"Old is New Again" Artbeads.com Challenge Pendant Tutorial
Magic-Glos is a resin that dries shiny and clear and cures under UV light. It's easy to use and usually produces great results. In this design for the Artbeads.com "Old is New Again" Design Challenge, I used it to seal an image of a vintage fishing license tag.
If you'd like to make one for yourself, here's how.
- Fishing license stamp collage sheet
- Ink jet printer and glossy photo paper
- Paper trimmer
- Good quality, clear packing tape
- E6000 glue
- Wood craft sticks
- Nunn Design antique copper-plated pewter grande rectangle link (the "bezel")
- Paper towel
- Heating tool (the kind used for embossing)
- Magic-Glos UV resin
- UV emitting light bulb (or direct sunlight)
1. Download the high-resolution collage sheet of vintage fishing license stamps, and print it out on glossy photo paper.
2. Select the version of the image that you want to use. I selected the one that best matched my Swarovski crystals.
3. Trim the image to about 13/16 inch wide and 1.5 inches long, just slightly smaller than the inside of the bezel. I used (and strongly recommend) a Fiskars sliding paper trimmer.
4. Slip the image into the bezel cup to test its fit, and make any needed adjustments. Remove the image (use the tip of an Xacto knife to life it up, if necessary).
5. Since we're using a glossy, ink-jet printed image, we now need to seal the image very carefully (otherwise, chemicals from the paper will leach into the resin and cause clouding or bubbles). Cover the front of the image with a piece of packing tape, and use scissors to make a 45-degree cut from each corner of the tape to each corner of the image.
6. Now trim the tape to about a half inch of the image, and carefully fold back each of the two narrow ends of the tape, and stick them to the back of the image. Don't worry about getting finger prints on the sticky side of the tape.
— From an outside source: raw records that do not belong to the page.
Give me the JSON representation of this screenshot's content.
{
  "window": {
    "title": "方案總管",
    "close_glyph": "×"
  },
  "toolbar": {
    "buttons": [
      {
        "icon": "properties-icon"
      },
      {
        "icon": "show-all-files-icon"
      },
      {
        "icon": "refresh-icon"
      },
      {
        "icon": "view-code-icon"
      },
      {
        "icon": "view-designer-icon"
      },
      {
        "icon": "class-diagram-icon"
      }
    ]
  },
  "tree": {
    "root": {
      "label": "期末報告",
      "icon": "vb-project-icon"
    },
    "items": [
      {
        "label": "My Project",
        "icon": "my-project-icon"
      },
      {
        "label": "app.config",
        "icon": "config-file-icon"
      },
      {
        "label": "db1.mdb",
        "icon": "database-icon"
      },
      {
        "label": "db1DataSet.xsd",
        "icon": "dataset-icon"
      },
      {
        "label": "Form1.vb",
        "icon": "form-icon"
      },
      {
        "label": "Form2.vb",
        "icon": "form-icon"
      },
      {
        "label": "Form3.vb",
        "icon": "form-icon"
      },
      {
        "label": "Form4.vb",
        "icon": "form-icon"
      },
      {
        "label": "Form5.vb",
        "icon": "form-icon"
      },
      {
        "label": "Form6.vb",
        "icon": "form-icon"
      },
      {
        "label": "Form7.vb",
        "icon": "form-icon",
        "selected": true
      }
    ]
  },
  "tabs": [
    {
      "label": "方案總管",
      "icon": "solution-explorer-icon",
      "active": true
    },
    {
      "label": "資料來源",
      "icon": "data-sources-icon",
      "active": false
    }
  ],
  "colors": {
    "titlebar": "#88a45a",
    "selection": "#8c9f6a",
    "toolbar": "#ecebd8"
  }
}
What we're doing here is covering the image in tape, as if the tape were an envelope.
7. Trim each of the four remaining triangles of tape at the corners at 45 degree angles.
8. Fold back the remaining two sides of tape, and stick them to the back of the image.
9. Use your fingers to press down the tape and push out any air pockets. (Do not pierce the tape, because you need it as a barrier between the image and the resin.)
10. Use a craft stick to apply a thin coat of E6000 to the back of the image. (Do not use a water-based glue, such as Mod Podge or Tacky Glue, because it can seep into the UV resin and keep it from curing.)
11. Set the image down and allow the glue to begin to set for a few minutes. In the meantime, it's a good idea to clean the inside of the bezel with a cotton swab dipped in rubbing alcohol.
12. Place the image inside the bezel, and push it down evenly with your fingers. Use a paper towel to wipe away any excess glue along the edges. Allow the bezel to sit undisturbed for at least ten or fifteen minutes, to allow the glue to begin to cure.
13. Slowly pour just enough Magic-Glos into the bezel to fully cover the image. (Never shake the bottle, which creates bubbles.) You can use a small craft stick or a toothpick to gently spread the resin so that it adheres to each inside edge and corner of the bezel. Do not overfill (so that the resin spills out), but keep in mind that it shrinks down a little when it cures. (If you do overfill, wipe the excess resin with a paper towel; if your fingers become sticky, wipe them with rubbing alcohol.) Also keep in mind that you can add additional layers later to make the resin thicker.
14. If you see any bubbles, use the tip of a toothpick to press into them gently; they should come to the surface and pop. If they don't, leave them there for now.
15. Allow the bezel to sit undisturbed for a few minutes, and then check for bubbles again (especially in the corners and along the sides). If you see any, grab your heating tool. Turn it tool on, and pass it quickly over the surface of the resin, three or four inches away, two or three times. You should see the remaining bubbles come to the surface and pop. (If some don't, nudge them with a toothpick to bring them closer to the surface, and then try again.)
16. Allow the bezel to sit for another few minutes, and then check again for bubbles. If you see them, use the heating tool again to remove them. Keep doing this until you find no more bubbles forming.
17. Set the bezel on a flat, even surface beneath a UV emitting light bulb or outside in direct sunlight. For the fastest curing with a bulb (five to fifteen minutes), use a UV bulb that's designed for use in reptile terrariums (you can find these at pet supply stores) or the shelf-style light unit sold by Artbeads.com. (For my pendant, I used direct California sunshine, and the Magic-Glos cured solid in five minutes.)
18. After ten minutes, check the progress of curing by touching the surface of the glaze softly with a toothpick or craft stick. If it has not fully hardened, allow it to cure some more. If it has hardened, press your thumb down gently on the surface. If you feel the resin give at all, the underlying resin may still be liquid, and you need more cure time (or a stronger source of UV).
19. When the resin feels completely solid, your pendant is complete.